Courtesy of current estimates, it looks like Asia-Pacific AI will be worth US$136bn by 2025. Its governments and corporations invest more money than the rest of the world in AI tech, the data of its citizens is considered fair game, and its pilots are small-scale and, as a result, ruthlessly effective. This is why, according to Jeff Olson, Cognizant’s Associate Vice President for Projects, AI and Analytics, Digital Business and Technology, the APAC region ‘is right on the edge of an AI explosion’.
Now, startup Beyond Limits is pushing the boundaries of what AI can do, mirroring humans in its ability to find solutions with even limited information. As of this July, it’s partnered up with Mitsui, a global trading and investment company, to expand its impact in APAC.
How Does Beyond Limits Work?
Most AI companies claim that they can help businesses make better decisions. But many need astoundingly large stores of data to feed their information-hungry algorithms. Beyond Limits, in contrast, takes a different tack. Perfect data, after all, is largely a pipe dream kept alive by PhD students. In reality, systems must often make decisions from small, incomplete sets of intel.
But Beyond Limits’ AI is no black box. ‘When little to no data is available, Beyond Limits symbolic technologies rely on deductive, inductive, and abductive reasoning capabilities’, explained Clare Walker, Industry Analyst at Frost & Sullivan. While making these leaps in logic, however, the system also keeps track, ensuring that humans can review the AI’s ‘thought process’.
Why Partner With Mitsui?
Beyond Limits is built for specific applications such as energy, utilities, and healthcare—but lacks the extensive industry network of Mitsui. Partnering allows Beyond Limits to access a portfolio of firms specialising in minerals and metals, energy, infrastructure, and chemicals. ‘We’ve been working on this deal for several years’, said Mitsui’s Deputy General Manager Hiroki Tanabe. ‘Mitsui’s global portfolio and Beyond Limits’ AI technology will...deliver impact’.

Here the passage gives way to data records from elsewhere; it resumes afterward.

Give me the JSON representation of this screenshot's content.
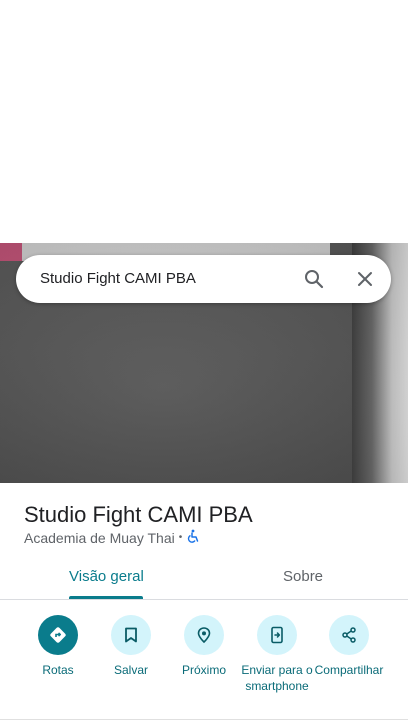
{
  "search": {
    "query": "Studio Fight CAMI PBA"
  },
  "place": {
    "name": "Studio Fight CAMI PBA",
    "category": "Academia de Muay Thai",
    "separator": "•",
    "accessibility_icon": "wheelchair-icon"
  },
  "tabs": [
    {
      "label": "Visão geral",
      "active": true
    },
    {
      "label": "Sobre",
      "active": false
    }
  ],
  "actions": [
    {
      "label": "Rotas",
      "icon": "directions-icon"
    },
    {
      "label": "Salvar",
      "icon": "bookmark-icon"
    },
    {
      "label": "Próximo",
      "icon": "nearby-icon"
    },
    {
      "label": "Enviar para o smartphone",
      "icon": "send-to-phone-icon"
    },
    {
      "label": "Compartilhar",
      "icon": "share-icon"
    }
  ],
  "colors": {
    "accent": "#0a7c8c",
    "action_bg": "#d3f4fb",
    "accessibility": "#1a73e8"
  }
}
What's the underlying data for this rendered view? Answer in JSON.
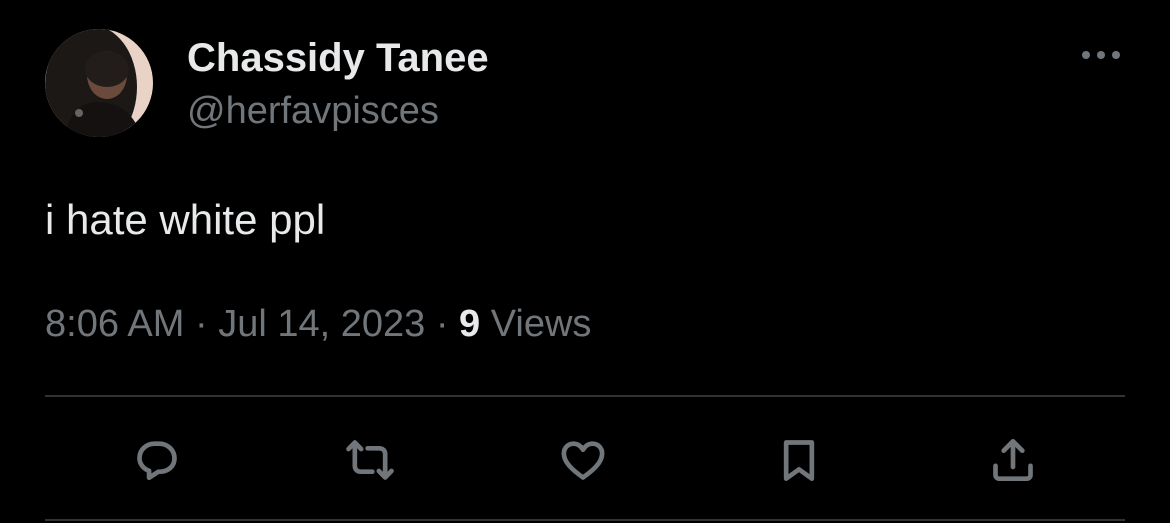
{
  "author": {
    "display_name": "Chassidy Tanee",
    "handle": "@herfavpisces",
    "avatar": "profile-photo"
  },
  "tweet": {
    "text": "i hate white ppl",
    "time": "8:06 AM",
    "separator": "·",
    "date": "Jul 14, 2023",
    "views_count": "9",
    "views_label": "Views"
  },
  "actions": [
    {
      "name": "reply",
      "icon": "reply-bubble-icon"
    },
    {
      "name": "retweet",
      "icon": "retweet-arrows-icon"
    },
    {
      "name": "like",
      "icon": "heart-icon"
    },
    {
      "name": "bookmark",
      "icon": "bookmark-icon"
    },
    {
      "name": "share",
      "icon": "share-upload-icon"
    }
  ],
  "colors": {
    "background": "#000000",
    "primary_text": "#e7e9ea",
    "secondary_text": "#71767b",
    "divider": "#2f3336"
  }
}
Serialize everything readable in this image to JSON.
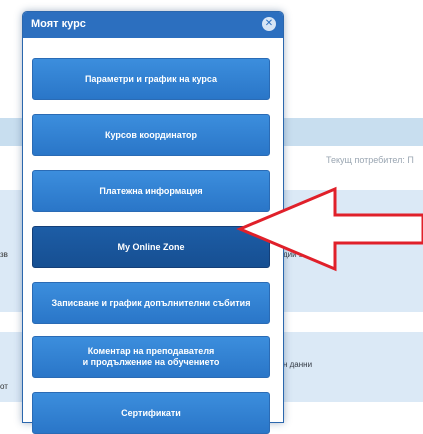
{
  "background": {
    "current_user_label": "Текущ потребител: П",
    "panel1_right_text": "дии за курс",
    "panel1_left_text": "зв",
    "panel2_right_text": "н данни",
    "panel2_left_text": "от"
  },
  "modal": {
    "title": "Моят курс",
    "close_icon": "close-icon",
    "buttons": [
      {
        "label": "Параметри и график на курса"
      },
      {
        "label": "Курсов координатор"
      },
      {
        "label": "Платежна информация"
      },
      {
        "label": "My Online Zone"
      },
      {
        "label": "Записване и график допълнителни събития"
      },
      {
        "label": "Коментар на преподавателя\nи продължение на обучението"
      },
      {
        "label": "Сертификати"
      }
    ]
  },
  "annotation": {
    "arrow_color": "#e0202a",
    "arrow_icon": "red-arrow-icon"
  }
}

In the first test of that dramatic statement, Liquified Natural Gas (LNG) will soon deploy Beyond Limits’ new system. If everything goes according to plan, LNG will optimise how it extracts and refines energy, making money for both itself and investors—including Mitsui. This, in fact, is Mitsui’s strategy: go digital and don’t look back.
Why Does This Matter?
Forty-five percent of Asia-Pacific companies surveyed in Cognizant’s thought leadership ebook consider themselves AI leaders. Positivity bias, that oh-so-common tendency of humans to position themselves as above average as compared to others, strikes again. (Most small companies fail to launch successful AI projects on their own.) And partly, this is because firms fail to integrate AI with industry expertise.
‘A large part of the focus on talent for AI today has been getting the people who are strong in mathematics, AI, and technologies’, said Olson. ‘But where you make your money out of AI projects is when you apply them to your business’. In short: APAC nations looking for ways to bridge the gap might follow Beyond Limits and Mitsui’s playbook—coupling startup AI with a corporate network.